President Trump tweeted his disappointment in Sweden's prime minister Thursday after news broke that American rapper A$AP Rocky is being charged with assault over a fight in Stockholm last month.
"Very disappointed in Prime Minister Stefan Löfven for being unable to act," Trump wrote. "Sweden has let our African American Community down in the United States. I watched the tapes of A$AP Rocky, and he was being followed and harassed by troublemakers. Treat Americans fairly! #FreeRocky."
In a second tweet, Trump added: "Give A$AP Rocky his FREEDOM. We do so much for Sweden but it doesn’t seem to work the other way around. Sweden should focus on its real crime problem! #FreeRocky."
Prosecutor Daniel Suneson said in a statement that he filed charges against A$AP Rocky -- born Rakim Athelaston Mayers -- and two others, "having come to the conclusion that the events in question constitute a crime and despite claims of self-defense and provocation."

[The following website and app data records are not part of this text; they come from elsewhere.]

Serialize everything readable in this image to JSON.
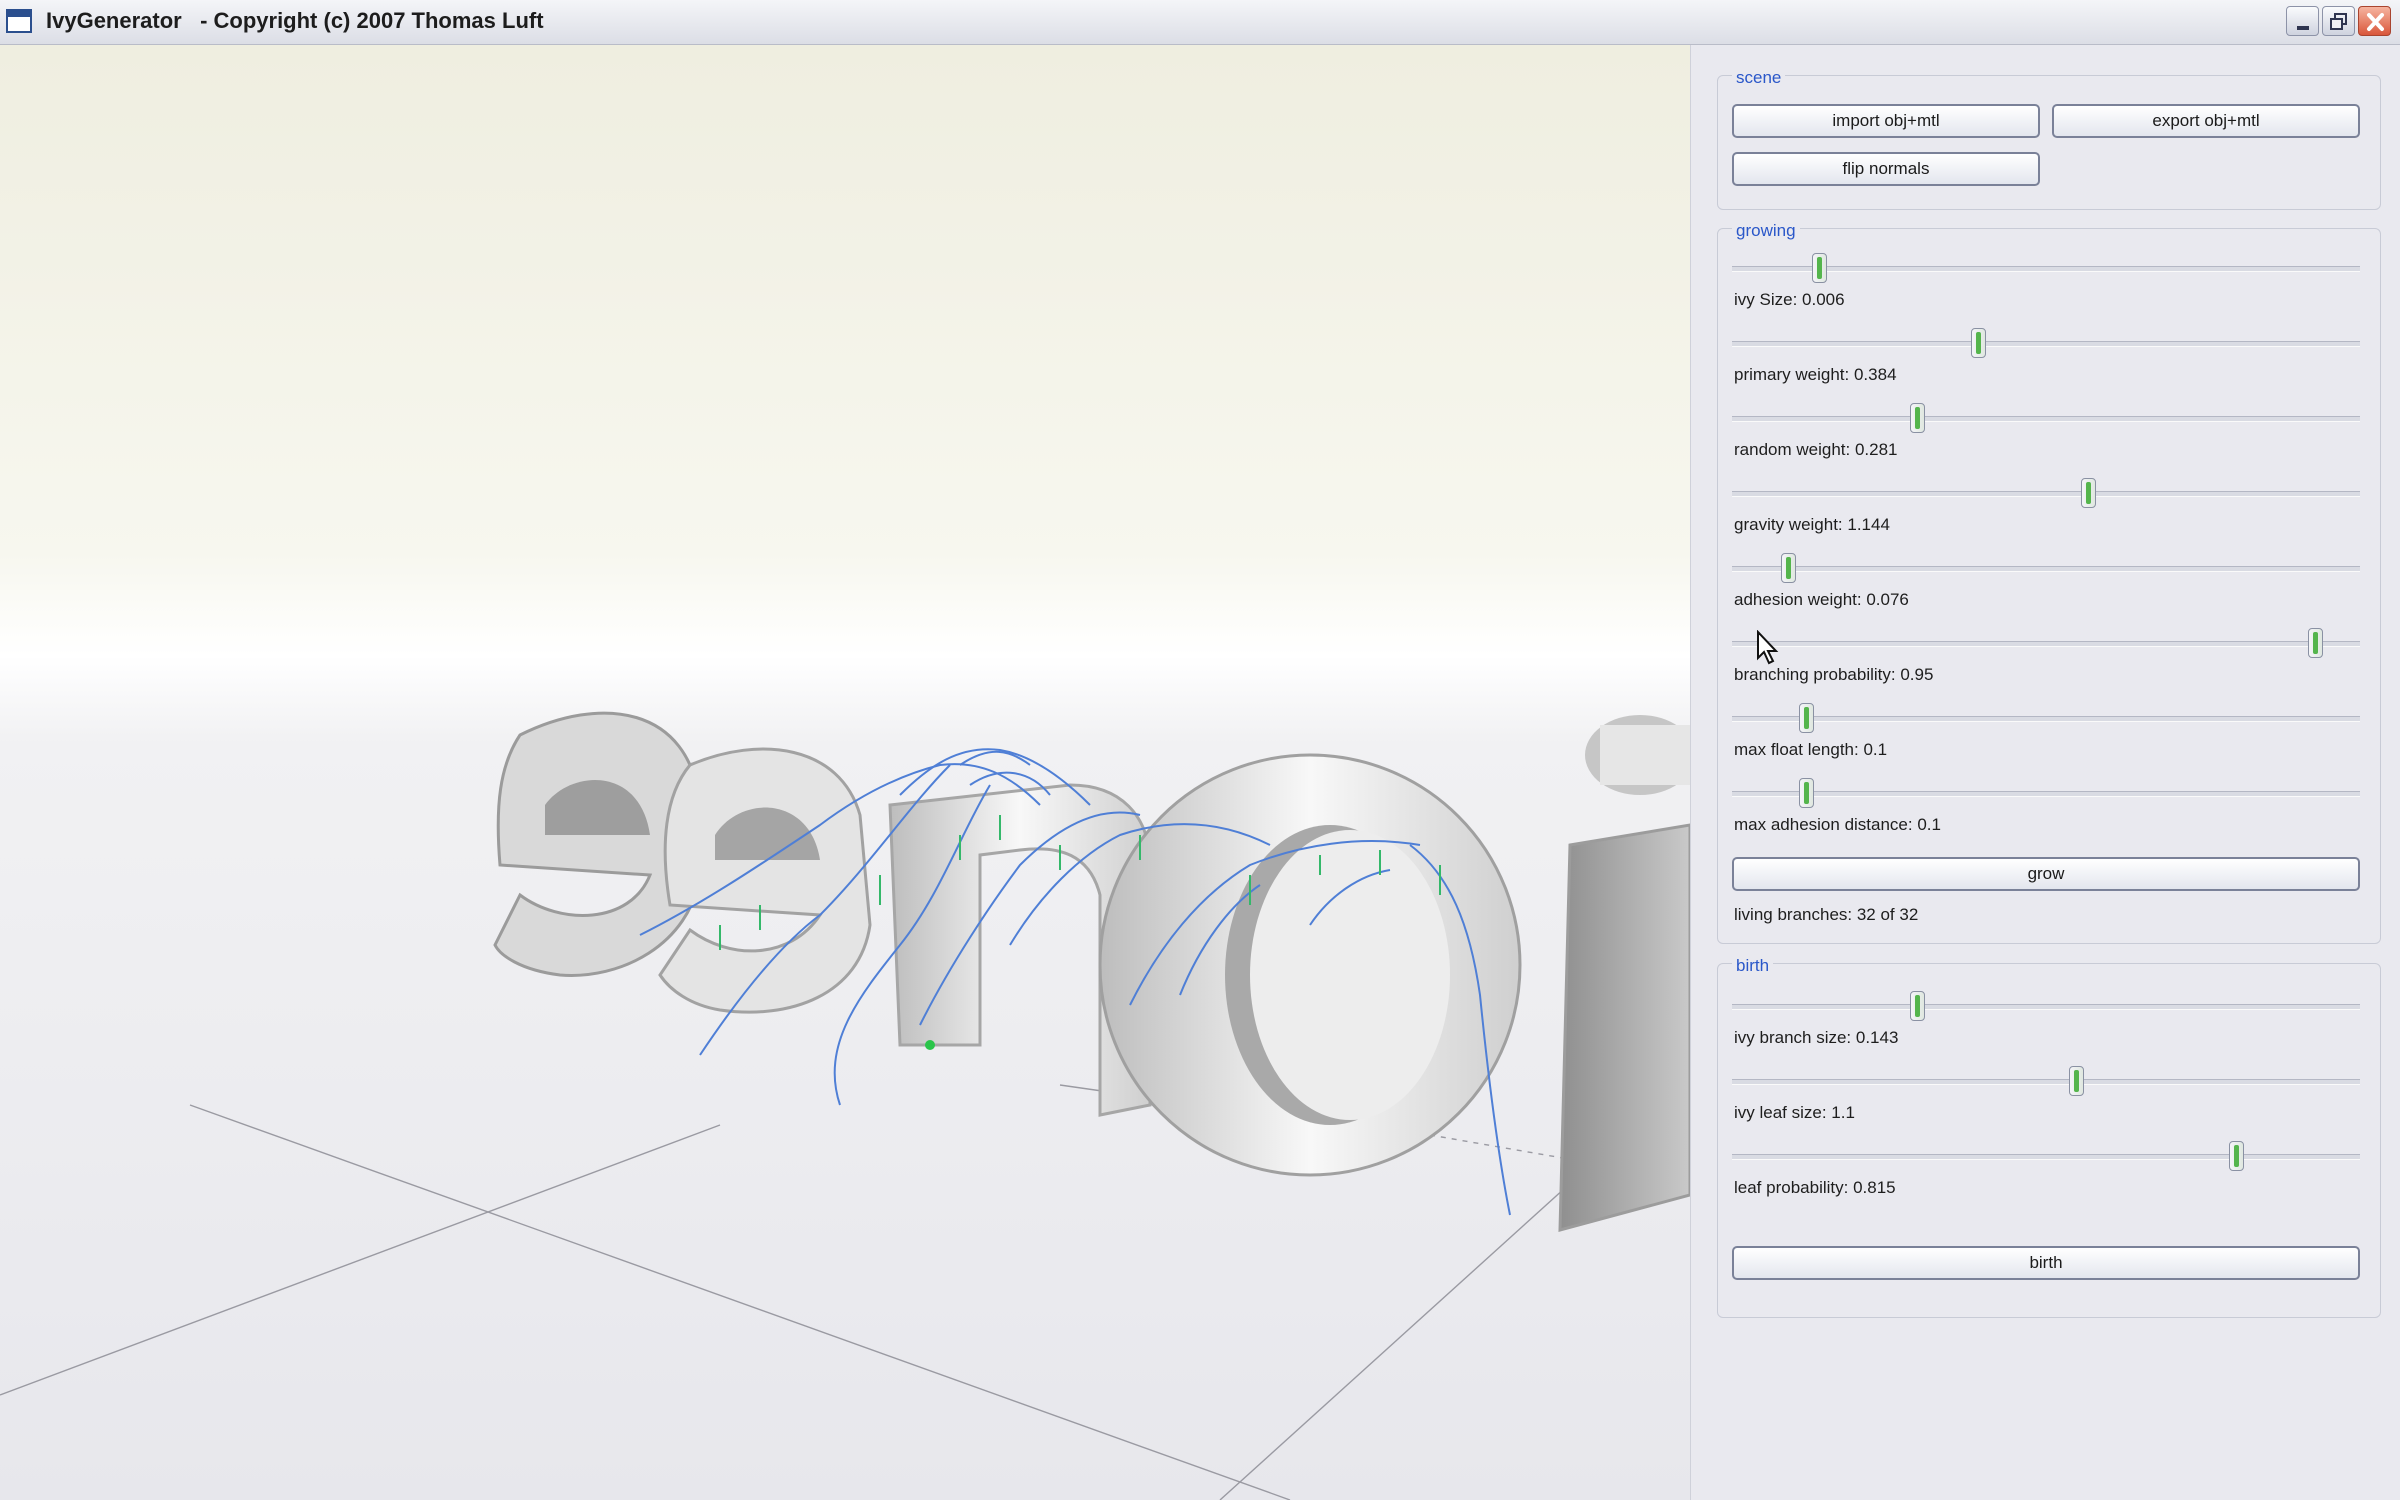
{
  "window": {
    "title": "IvyGenerator   - Copyright (c) 2007 Thomas Luft"
  },
  "icons": {
    "app": "app-window-icon",
    "minimize": "minimize-icon",
    "maximize": "maximize-icon",
    "close": "close-icon",
    "cursor": "mouse-pointer-icon"
  },
  "viewport": {
    "scene_text": "ioneer"
  },
  "scene": {
    "title": "scene",
    "import_label": "import obj+mtl",
    "export_label": "export obj+mtl",
    "flip_label": "flip normals"
  },
  "growing": {
    "title": "growing",
    "sliders": [
      {
        "label": "ivy Size: 0.006",
        "position": 0.13
      },
      {
        "label": "primary weight: 0.384",
        "position": 0.39
      },
      {
        "label": "random weight: 0.281",
        "position": 0.29
      },
      {
        "label": "gravity weight: 1.144",
        "position": 0.57
      },
      {
        "label": "adhesion weight: 0.076",
        "position": 0.08
      },
      {
        "label": "branching probability: 0.95",
        "position": 0.94
      },
      {
        "label": "max float length: 0.1",
        "position": 0.11
      },
      {
        "label": "max adhesion distance: 0.1",
        "position": 0.11
      }
    ],
    "grow_label": "grow",
    "status": "living branches: 32 of 32"
  },
  "birth": {
    "title": "birth",
    "sliders": [
      {
        "label": "ivy branch size: 0.143",
        "position": 0.29
      },
      {
        "label": "ivy leaf size: 1.1",
        "position": 0.55
      },
      {
        "label": "leaf probability: 0.815",
        "position": 0.81
      }
    ],
    "birth_label": "birth"
  }
}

Multiple celebrities, including Kim Kardashian, Sean "Diddy" Combs, Justin Bieber and Nicki Minaj, have all pushed for Rocky's release. Trump spoke with Löfven Saturday at the urging of those celebrities as well as first lady Melania Trump.
Rocky, a platinum-selling, Grammy-nominated artist has been in custody since July 3 as authorities investigate a fight he was allegedly involved in on June 30 before appearing at a music festival.

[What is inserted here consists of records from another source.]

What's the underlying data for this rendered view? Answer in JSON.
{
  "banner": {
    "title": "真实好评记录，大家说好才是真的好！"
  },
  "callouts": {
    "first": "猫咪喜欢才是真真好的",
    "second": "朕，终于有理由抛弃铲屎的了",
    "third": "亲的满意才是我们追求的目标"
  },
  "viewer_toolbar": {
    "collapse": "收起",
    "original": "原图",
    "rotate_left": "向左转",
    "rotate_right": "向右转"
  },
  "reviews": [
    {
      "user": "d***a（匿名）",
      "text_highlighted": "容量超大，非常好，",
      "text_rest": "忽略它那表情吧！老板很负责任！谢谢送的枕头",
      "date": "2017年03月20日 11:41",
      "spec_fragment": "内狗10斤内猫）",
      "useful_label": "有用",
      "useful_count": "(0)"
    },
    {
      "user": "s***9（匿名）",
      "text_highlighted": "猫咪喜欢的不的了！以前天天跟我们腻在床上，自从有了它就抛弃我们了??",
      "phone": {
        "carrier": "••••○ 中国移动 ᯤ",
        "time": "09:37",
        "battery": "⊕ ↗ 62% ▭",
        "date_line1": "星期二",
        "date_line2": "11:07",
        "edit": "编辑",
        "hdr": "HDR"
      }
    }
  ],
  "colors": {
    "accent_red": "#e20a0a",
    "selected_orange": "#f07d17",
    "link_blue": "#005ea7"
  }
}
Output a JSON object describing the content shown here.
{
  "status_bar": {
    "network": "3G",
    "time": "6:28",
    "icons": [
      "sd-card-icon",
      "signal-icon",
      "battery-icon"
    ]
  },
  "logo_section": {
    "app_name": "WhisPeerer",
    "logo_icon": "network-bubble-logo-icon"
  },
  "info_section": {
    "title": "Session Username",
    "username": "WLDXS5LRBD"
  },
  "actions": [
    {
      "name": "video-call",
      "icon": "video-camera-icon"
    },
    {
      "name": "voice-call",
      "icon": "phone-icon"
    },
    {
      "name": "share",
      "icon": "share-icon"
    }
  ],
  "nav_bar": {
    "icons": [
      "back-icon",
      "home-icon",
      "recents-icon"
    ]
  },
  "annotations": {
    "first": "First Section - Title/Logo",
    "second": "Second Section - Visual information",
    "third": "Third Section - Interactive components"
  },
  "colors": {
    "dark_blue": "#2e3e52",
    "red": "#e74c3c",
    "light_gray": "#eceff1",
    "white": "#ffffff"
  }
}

It was not clear who else was involved, but videos published on social media appear to show a person being thrown onto the ground by Rocky. The New York-based rapper's attorney has claimed that Rocky acted in self-defense.

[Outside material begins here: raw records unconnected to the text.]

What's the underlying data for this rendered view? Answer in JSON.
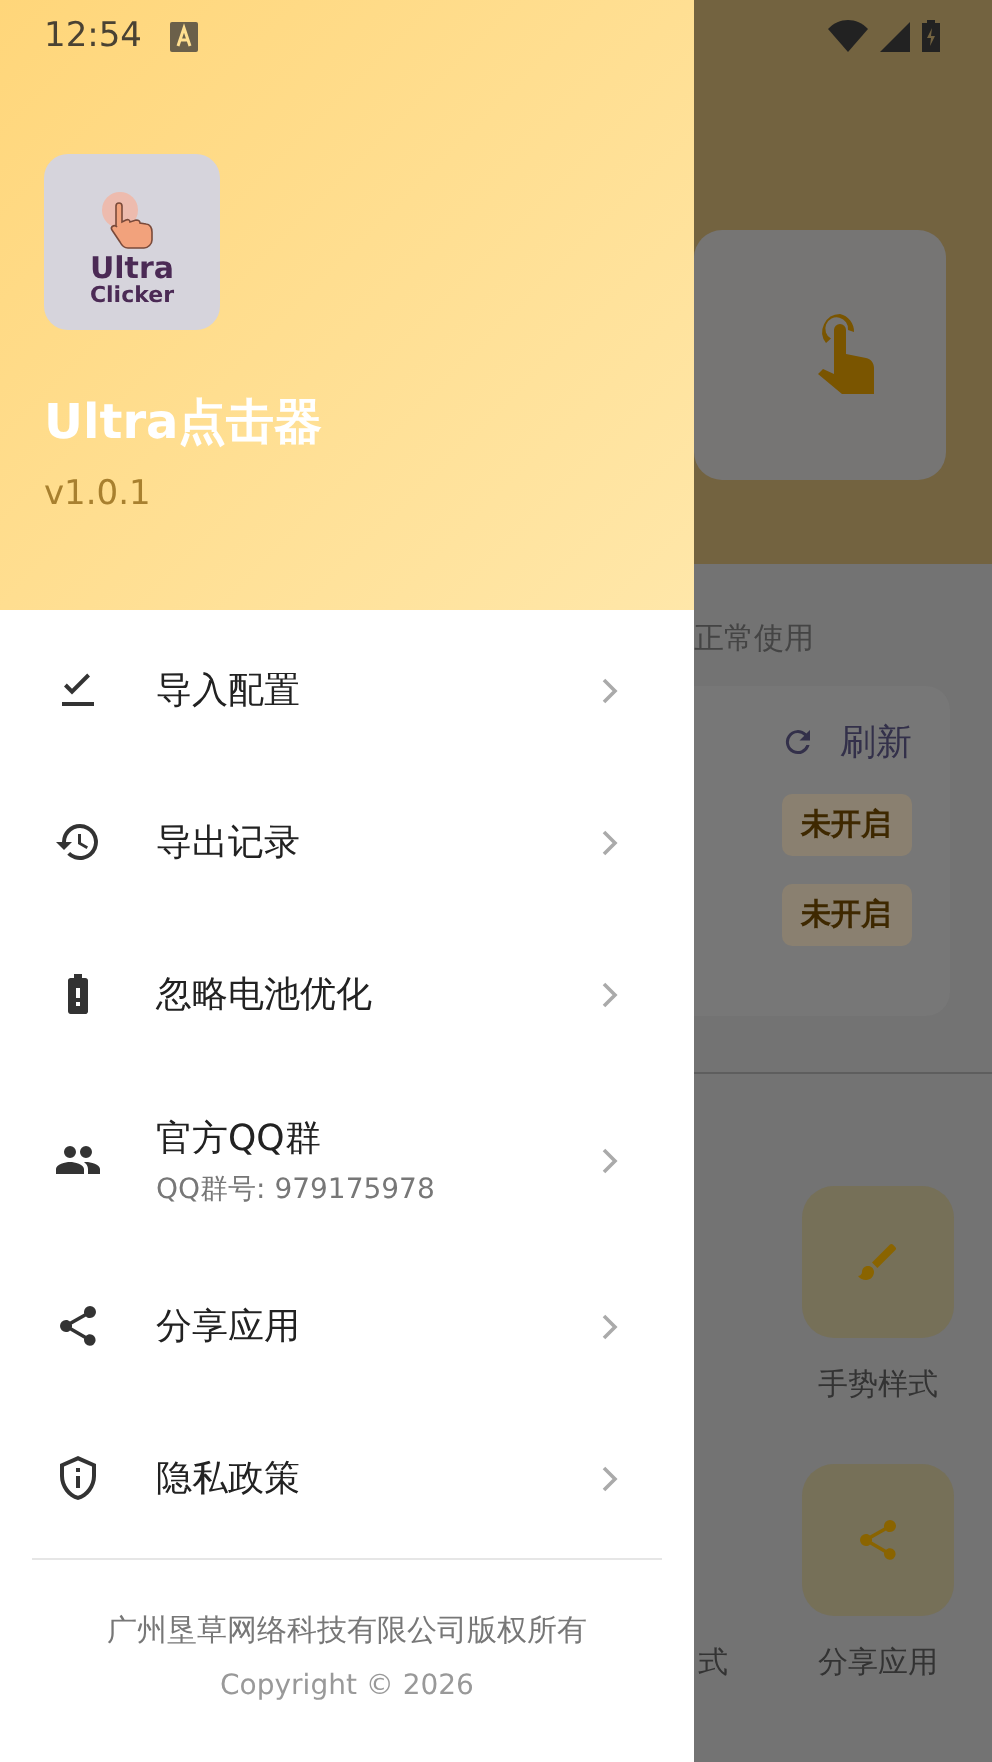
{
  "status_bar": {
    "time": "12:54"
  },
  "drawer": {
    "logo": {
      "line_1": "Ultra",
      "line_2": "Clicker"
    },
    "app_name": "Ultra点击器",
    "version": "v1.0.1",
    "menu": [
      {
        "kind": "import",
        "label": "导入配置"
      },
      {
        "kind": "history",
        "label": "导出记录"
      },
      {
        "kind": "battery",
        "label": "忽略电池优化"
      },
      {
        "kind": "group",
        "label": "官方QQ群",
        "subtitle": "QQ群号: 979175978"
      },
      {
        "kind": "share",
        "label": "分享应用"
      },
      {
        "kind": "shield",
        "label": "隐私政策"
      }
    ],
    "footer": {
      "company": "广州垦草网络科技有限公司版权所有",
      "copyright": "Copyright © 2026"
    }
  },
  "background": {
    "section_label": "正常使用",
    "refresh": "刷新",
    "badges": [
      "未开启",
      "未开启"
    ],
    "tiles": [
      {
        "kind": "brush",
        "label": "手势样式"
      },
      {
        "kind": "share",
        "label": "分享应用"
      }
    ],
    "cut_label": "式"
  }
}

The three suspects will remain in custody until trial. The Stockholm District Court will have to set a date for the proceedings. On Monday, Swedish prosecutors dropped their investigation into a man they said was involved in the fight with Rocky.
Trump tweeted Saturday that he had assured Löfven that Rocky would not be a flight risk and offered to personally vouch for the rapper’s bail, even though the concept of bail does not exist in the Swedish criminal justice system.
Fox News' Julius Young and Danielle Wallace and The Associated Press contributed to this report.